Kindle News & Press Release
In my previous post I broke the news that my book was now available in the Kindle bookstore. Whoa, I really should have done this sooner, sales have been surprisingly brisk and some great reviews are starting to come in. A special thank you to all who purchased my book.
Amazon sells almost 200 Kindle books for every 100 print books, which should be an important message for every author. Amazon is the world’s largest book seller and the Kindle is the #1 selling product on Amazon, it is easy to conclude that your book belongs on Kindle.
So what took me so long to get my Kindle act together? Quite honestly, it was the time required to reformat the book. Kindle has special formatting requirements and I just put it off due to time constraints. In hindsight, that was a mistake so learn from me.
The Press Release announcing this Kindle news came out today. See, “SEO & Social Media Book Released as Kindle Edition, Price Slashed” on this website or on PR Web.
Leapfish Folds Their Tent
Leapfish ‘was’ an interesting company and a unique resource for web marketers. In fact, I recommended them in my book, the “SEO & Social Media Marketing Guide” as a strong link resource. What they offered was the ability to choose a unique name (i.e. www,leapfish.com/YourCompany) and have your Twitter and Facebook feeds stream on your page. Plus, you could add your videos from YouTube, photos and your products or services with complete keyword-rich descriptive text. Unfortunately, Leapfish closed their doors last week and their website is no more.

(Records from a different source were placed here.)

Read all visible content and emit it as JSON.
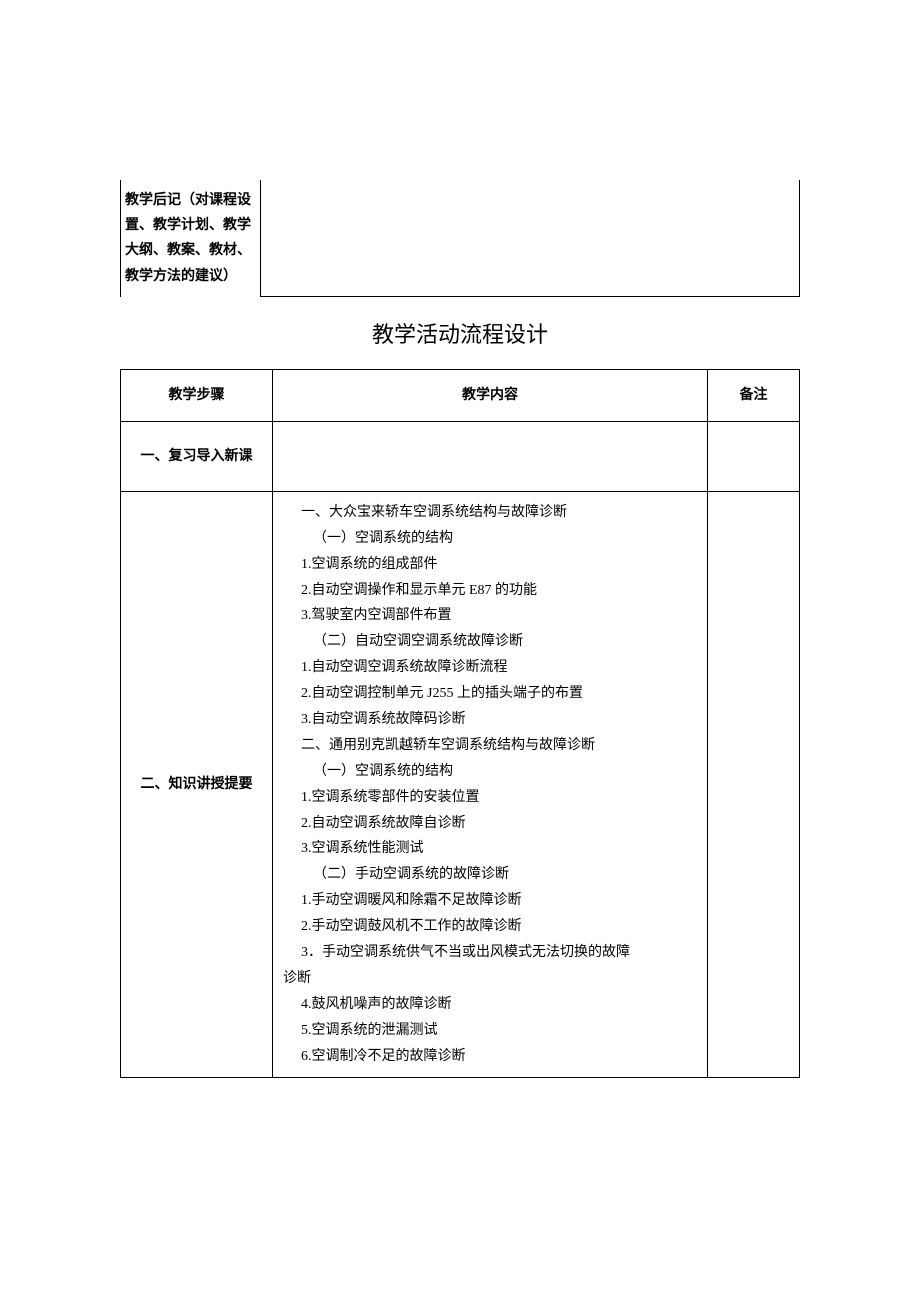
{
  "top": {
    "label": "教学后记（对课程设置、教学计划、教学大纲、教案、教材、教学方法的建议）",
    "content": ""
  },
  "section_title": "教学活动流程设计",
  "headers": {
    "step": "教学步骤",
    "content": "教学内容",
    "note": "备注"
  },
  "rows": {
    "r1": {
      "step": "一、复习导入新课",
      "content": "",
      "note": ""
    },
    "r2": {
      "step": "二、知识讲授提要",
      "lines": {
        "l1": "一、大众宝来轿车空调系统结构与故障诊断",
        "l2": "（一）空调系统的结构",
        "l3": "1.空调系统的组成部件",
        "l4": "2.自动空调操作和显示单元 E87 的功能",
        "l5": "3.驾驶室内空调部件布置",
        "l6": "（二）自动空调空调系统故障诊断",
        "l7": "1.自动空调空调系统故障诊断流程",
        "l8": "2.自动空调控制单元 J255 上的插头端子的布置",
        "l9": "3.自动空调系统故障码诊断",
        "l10": "二、通用别克凯越轿车空调系统结构与故障诊断",
        "l11": "（一）空调系统的结构",
        "l12": "1.空调系统零部件的安装位置",
        "l13": "2.自动空调系统故障自诊断",
        "l14": "3.空调系统性能测试",
        "l15": "（二）手动空调系统的故障诊断",
        "l16": "1.手动空调暖风和除霜不足故障诊断",
        "l17": "2.手动空调鼓风机不工作的故障诊断",
        "l18a": "3．手动空调系统供气不当或出风模式无法切换的故障",
        "l18b": "诊断",
        "l19": "4.鼓风机噪声的故障诊断",
        "l20": "5.空调系统的泄漏测试",
        "l21": "6.空调制冷不足的故障诊断"
      },
      "note": ""
    }
  }
}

Leapfish had a healthy Google Page Rank so it could have been a great resource for backlinks to your website. Their advertising model left a lot to be desired in that they sold keywords for a one-time fee, which was renewable every year for $50. An advertiser might pay anywhere from $100 to many thousands of dollars for particular keywords. The promise was that if a keyword search was performed on their site and you owned those keywords, your ad would appear at the top of the search results page. It was kind of a Google ad play except there was no bidding for position. You bought it once and owned the 1-2 or 3rd. position on the page.
Learn from the Leapfish demise
This is a perfect example of why your offsite SEO needs to be an ongoing effort. Search Engine Optimization is not a one-time set it & forget it exercise, it should be something that you do on a consistent basis. The online world changes every day and oftentimes these changes can affect your marketing strategy. Companies (even big companies) come and go and their popularity is as fleeting as the seasons. Can you say MySpace?
It is challenging enough just to keep pace with the ever-changing Google algorithm, but making Google happy is only part of the equation. The things we do offsite play a significant part in determining our rank in search results and ultimately the traffic to our website. Why believe it or not, you could write a book about this stuff